This book is noteworthy for its more sympathetic portrayals of Lucrezia and Cesare Borgia. I have now ordered the HBO series, The Borgias, from Netflix to see how they portray this infamous family. Excellent creation of time, place, characters and political intrigues. If you weren't put off the Catholic church before, this may change your mind. Corruption does not begin to describe the machinations of cardinals and pope. I am keen to read the two subsequent novels in the series.

Natural Causes

This is the first in the Detective Inspector McLean series of crime novels by author James Oswald. His previous genre specialties were comic books, fantasy and science fiction, so perhaps it is not surprising that there is an element of the supernatural is this police procedural. Not quite sure what led me to this author, but I had also recently dipped into another crime novel series (Inspector Rebus) by a Scottish author, and they have both been grim and somewhat grisly--giving the Scandinavians a run for their money on that score.
McLean has just recently been promoted from sargeant to inspector, but that does not mean he can avoid dealing with an odious and incompetent superior--Chief Inspector Daguid. When McLean happens upon an active crime scene while visiting his grandmother's house, he can't help but check in to see what's going on, and Daguid immediately yells at him for interfering and then gives him tasks to do. The body has been found in an elegant old house, long abandoned, and now slated for conversion to luxury apartments. The developer has found a horribly mutilated and mummified body in the basement, apparently a young girl who was the victim of a macabre ritual involving removal of her organs. Only McLean seems to notice the strange lines drawn around the perimeter of the room. A series of wealthy men begin to die in similarly grisly fashion--cut open with organs removed. The perpetrators seem to be random killers--a homeless immigrant, a secretary at a bank, a train engineer. It all makes no sense. Unless of course you realize that a demon is at work, now freed from the circle of containment that held him in the dead girl's body.
On a more worldly plane, McLean's grandmother--the woman who raised him after his parents died in an airplane crash when he was 4 years old--has been in a coma for 18 months following a massive stroke; she has just now passed away, leaving McLean suddenly a rich man.

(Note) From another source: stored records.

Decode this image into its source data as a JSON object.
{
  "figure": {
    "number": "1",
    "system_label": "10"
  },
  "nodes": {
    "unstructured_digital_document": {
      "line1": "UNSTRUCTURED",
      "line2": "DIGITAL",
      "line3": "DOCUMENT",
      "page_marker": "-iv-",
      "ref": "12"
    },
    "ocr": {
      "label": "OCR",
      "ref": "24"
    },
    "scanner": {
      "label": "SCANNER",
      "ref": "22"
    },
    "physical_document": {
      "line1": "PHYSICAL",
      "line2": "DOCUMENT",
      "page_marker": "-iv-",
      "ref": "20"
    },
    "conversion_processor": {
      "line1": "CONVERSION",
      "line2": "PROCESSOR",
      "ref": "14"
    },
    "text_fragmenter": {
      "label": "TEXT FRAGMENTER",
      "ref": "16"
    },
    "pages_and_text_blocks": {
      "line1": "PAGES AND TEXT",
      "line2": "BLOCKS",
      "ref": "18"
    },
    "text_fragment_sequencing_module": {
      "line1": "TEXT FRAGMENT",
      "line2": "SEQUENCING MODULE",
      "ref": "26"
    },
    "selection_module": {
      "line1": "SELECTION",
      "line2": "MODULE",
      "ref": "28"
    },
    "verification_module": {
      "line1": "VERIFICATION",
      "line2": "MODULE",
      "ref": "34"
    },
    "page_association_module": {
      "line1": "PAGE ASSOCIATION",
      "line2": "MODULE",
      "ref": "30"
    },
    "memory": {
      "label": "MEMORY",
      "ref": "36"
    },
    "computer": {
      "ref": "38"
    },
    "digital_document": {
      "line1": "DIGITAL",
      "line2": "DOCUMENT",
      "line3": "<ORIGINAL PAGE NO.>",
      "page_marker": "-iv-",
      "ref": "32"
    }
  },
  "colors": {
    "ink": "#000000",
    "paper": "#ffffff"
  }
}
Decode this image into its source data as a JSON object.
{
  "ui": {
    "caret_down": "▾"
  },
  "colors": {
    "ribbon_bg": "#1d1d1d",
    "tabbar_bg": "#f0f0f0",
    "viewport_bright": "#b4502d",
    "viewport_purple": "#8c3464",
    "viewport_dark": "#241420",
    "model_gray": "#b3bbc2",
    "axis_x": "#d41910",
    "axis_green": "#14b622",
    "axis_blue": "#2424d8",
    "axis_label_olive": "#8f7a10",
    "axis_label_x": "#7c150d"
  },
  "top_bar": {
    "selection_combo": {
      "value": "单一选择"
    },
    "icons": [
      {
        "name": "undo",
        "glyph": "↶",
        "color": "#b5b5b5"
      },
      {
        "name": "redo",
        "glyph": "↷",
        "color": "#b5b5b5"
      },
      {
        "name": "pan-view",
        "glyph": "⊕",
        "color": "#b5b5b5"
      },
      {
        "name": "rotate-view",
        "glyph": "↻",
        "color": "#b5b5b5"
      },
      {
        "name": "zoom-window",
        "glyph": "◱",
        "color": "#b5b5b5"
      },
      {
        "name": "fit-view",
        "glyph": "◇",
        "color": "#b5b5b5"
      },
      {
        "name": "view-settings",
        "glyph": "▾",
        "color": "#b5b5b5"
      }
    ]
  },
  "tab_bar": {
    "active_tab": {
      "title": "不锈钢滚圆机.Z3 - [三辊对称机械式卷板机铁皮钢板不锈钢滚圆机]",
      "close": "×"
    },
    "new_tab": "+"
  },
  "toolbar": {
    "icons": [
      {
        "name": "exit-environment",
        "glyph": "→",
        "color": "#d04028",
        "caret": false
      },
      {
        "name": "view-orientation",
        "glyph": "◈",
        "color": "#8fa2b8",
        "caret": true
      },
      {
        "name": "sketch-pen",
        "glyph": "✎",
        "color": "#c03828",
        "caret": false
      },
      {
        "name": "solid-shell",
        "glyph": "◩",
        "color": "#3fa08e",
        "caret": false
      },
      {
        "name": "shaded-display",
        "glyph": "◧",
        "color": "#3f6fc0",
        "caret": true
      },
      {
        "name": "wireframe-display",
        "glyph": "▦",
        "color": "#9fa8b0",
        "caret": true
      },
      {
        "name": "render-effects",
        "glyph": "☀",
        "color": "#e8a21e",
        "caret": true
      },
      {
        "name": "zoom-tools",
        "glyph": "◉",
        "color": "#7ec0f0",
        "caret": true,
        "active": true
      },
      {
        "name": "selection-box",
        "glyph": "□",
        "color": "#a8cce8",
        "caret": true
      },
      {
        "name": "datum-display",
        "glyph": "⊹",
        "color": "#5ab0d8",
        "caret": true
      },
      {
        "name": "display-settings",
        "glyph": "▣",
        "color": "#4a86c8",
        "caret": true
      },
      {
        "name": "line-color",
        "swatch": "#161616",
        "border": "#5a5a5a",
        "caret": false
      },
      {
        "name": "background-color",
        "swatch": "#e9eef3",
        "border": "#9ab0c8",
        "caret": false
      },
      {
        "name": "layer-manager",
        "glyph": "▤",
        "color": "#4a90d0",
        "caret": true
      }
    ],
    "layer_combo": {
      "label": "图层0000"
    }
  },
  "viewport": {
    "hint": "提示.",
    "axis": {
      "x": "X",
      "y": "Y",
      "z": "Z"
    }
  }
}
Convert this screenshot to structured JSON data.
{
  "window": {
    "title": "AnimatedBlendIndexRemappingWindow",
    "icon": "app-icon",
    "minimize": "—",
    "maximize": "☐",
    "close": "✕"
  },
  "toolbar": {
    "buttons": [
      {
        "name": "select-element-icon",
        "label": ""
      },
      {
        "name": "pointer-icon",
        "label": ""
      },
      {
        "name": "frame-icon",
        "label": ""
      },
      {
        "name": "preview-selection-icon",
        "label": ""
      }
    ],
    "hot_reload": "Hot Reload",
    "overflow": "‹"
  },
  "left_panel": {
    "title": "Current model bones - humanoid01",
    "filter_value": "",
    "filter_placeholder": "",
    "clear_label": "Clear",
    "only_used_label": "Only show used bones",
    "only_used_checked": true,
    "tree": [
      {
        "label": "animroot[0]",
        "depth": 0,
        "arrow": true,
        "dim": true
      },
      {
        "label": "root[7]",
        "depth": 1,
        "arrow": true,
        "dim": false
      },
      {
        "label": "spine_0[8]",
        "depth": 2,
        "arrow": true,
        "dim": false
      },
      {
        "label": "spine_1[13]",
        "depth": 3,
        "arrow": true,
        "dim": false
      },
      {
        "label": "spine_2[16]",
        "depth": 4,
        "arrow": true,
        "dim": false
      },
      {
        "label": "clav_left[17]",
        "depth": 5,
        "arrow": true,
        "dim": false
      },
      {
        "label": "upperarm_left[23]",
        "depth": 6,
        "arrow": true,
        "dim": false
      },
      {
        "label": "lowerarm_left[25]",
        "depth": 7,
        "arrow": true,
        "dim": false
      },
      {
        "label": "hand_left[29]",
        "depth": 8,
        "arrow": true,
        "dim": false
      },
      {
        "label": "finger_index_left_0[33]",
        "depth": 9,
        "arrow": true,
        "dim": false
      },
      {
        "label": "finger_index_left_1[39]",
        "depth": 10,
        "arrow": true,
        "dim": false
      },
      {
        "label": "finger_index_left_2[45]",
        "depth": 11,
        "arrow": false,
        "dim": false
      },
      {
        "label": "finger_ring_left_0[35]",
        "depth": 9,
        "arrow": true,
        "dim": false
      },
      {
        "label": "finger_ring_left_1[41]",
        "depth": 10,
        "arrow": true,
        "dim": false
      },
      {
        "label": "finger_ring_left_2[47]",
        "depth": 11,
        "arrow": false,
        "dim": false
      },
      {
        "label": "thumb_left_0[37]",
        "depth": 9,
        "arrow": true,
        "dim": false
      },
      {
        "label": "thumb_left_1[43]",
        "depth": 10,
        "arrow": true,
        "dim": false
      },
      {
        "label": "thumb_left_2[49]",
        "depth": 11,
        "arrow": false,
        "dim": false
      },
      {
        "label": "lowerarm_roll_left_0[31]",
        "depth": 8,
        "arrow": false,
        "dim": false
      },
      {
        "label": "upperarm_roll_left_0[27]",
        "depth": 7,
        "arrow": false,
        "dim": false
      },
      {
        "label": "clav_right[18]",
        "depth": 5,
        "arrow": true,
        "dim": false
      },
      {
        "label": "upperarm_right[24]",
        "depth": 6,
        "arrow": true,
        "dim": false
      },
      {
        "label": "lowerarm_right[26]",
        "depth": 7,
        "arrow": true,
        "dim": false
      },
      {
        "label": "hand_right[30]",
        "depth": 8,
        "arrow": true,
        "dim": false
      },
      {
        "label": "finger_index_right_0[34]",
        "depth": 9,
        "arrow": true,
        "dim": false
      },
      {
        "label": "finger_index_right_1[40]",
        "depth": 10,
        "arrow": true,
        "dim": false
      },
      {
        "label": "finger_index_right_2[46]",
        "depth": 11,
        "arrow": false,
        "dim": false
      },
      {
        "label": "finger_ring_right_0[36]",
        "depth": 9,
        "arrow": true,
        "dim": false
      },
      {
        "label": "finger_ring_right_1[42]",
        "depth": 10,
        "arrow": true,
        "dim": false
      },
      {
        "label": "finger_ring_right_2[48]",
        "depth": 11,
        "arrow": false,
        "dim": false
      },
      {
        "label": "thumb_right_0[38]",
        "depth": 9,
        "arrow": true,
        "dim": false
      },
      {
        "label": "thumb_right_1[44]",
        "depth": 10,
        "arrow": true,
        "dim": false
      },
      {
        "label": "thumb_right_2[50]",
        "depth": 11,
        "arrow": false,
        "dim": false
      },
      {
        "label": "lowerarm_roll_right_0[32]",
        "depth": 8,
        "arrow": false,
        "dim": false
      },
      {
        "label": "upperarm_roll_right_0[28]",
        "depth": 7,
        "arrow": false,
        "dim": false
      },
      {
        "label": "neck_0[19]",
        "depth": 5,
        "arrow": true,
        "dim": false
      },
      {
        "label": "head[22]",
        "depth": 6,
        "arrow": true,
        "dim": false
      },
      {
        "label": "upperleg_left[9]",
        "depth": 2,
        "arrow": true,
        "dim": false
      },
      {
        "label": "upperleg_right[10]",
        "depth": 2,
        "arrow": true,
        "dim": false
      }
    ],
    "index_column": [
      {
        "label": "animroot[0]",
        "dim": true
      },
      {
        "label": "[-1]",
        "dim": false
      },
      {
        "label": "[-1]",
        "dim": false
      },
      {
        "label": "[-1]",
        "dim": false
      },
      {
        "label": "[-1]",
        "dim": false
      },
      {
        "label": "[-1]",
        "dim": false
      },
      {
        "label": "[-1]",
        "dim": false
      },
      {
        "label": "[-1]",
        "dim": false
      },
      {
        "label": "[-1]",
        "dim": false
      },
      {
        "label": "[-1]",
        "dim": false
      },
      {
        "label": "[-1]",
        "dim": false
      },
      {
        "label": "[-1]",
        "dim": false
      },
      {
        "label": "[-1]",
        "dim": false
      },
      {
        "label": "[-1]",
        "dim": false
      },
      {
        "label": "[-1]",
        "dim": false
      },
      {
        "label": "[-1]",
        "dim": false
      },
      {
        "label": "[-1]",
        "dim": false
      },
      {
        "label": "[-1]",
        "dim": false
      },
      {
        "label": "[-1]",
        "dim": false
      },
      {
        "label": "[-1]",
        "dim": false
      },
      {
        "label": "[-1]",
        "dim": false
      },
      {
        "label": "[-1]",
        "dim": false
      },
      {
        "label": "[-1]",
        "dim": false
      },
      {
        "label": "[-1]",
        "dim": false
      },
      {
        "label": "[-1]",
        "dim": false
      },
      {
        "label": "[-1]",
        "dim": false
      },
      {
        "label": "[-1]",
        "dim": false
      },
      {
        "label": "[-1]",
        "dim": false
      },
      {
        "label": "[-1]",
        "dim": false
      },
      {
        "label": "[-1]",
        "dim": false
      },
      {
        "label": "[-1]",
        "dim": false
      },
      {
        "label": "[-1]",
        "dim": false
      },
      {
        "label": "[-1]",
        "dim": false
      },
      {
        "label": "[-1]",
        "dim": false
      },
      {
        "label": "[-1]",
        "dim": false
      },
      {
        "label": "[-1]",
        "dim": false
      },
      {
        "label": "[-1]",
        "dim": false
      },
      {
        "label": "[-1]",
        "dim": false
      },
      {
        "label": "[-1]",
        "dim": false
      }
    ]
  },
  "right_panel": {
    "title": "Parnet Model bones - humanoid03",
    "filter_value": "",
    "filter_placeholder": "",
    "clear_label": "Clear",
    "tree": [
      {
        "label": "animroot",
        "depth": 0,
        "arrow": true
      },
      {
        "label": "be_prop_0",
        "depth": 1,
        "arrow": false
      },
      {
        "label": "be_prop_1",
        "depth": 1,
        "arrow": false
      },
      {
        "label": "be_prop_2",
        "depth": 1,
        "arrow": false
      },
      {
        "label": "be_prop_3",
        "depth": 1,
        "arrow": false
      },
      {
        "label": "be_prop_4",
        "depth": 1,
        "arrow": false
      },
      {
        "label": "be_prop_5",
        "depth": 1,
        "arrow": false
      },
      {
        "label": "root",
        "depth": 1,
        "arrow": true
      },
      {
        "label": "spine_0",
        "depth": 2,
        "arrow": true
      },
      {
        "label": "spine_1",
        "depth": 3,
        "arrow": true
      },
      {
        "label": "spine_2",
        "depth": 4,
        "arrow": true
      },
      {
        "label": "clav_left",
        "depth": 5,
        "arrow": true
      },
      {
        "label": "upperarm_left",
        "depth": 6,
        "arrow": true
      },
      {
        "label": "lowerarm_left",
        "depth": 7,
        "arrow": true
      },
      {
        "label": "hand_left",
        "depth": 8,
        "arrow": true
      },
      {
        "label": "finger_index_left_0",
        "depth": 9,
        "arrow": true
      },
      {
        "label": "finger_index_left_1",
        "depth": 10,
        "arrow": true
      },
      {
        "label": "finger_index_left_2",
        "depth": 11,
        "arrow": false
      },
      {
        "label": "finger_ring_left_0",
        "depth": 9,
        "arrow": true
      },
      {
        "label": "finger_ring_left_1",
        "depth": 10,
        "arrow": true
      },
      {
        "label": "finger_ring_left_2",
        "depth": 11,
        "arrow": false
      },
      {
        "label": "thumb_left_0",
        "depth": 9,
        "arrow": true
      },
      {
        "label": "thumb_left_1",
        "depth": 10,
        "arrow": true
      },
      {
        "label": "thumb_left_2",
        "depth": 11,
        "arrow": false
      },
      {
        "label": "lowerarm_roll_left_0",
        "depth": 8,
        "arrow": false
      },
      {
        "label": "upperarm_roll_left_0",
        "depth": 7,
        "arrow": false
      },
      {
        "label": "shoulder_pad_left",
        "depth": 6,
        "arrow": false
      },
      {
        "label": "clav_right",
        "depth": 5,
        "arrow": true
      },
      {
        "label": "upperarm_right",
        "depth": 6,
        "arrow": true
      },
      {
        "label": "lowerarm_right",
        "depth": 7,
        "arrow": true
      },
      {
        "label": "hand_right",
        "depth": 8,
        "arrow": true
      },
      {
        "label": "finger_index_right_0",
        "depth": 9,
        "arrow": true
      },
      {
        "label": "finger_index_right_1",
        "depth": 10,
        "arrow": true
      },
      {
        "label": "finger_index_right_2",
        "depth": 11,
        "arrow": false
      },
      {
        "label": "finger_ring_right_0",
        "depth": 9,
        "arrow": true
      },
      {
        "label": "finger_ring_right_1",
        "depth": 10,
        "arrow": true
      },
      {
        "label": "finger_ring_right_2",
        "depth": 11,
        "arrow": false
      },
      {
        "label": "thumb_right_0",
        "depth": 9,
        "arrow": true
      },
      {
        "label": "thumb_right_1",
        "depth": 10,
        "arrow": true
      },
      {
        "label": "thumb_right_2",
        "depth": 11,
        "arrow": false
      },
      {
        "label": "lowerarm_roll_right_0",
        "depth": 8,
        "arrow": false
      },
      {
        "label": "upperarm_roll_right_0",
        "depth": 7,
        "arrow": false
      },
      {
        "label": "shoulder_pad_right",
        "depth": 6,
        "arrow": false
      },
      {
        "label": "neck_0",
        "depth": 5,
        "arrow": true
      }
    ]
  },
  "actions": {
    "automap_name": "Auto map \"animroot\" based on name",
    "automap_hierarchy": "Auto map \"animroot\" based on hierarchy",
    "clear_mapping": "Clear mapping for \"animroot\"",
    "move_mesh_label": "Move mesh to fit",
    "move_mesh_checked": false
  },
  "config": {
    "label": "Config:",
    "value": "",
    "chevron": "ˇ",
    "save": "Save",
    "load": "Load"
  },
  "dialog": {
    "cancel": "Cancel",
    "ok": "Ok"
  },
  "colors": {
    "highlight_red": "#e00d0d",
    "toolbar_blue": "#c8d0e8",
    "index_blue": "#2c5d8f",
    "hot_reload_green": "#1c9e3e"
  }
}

In addition to the tragedy of his parents, the love of McLean's life died  10 years ago in an accident and he has withdrawn from any possibility of romantic involvements--until now. Two women are suddenly in his life, one who is a work colleague of sorts (SOC photographer) and one whose daughter becomes the next potential victim of an aged killer desperate to save his own soul and life.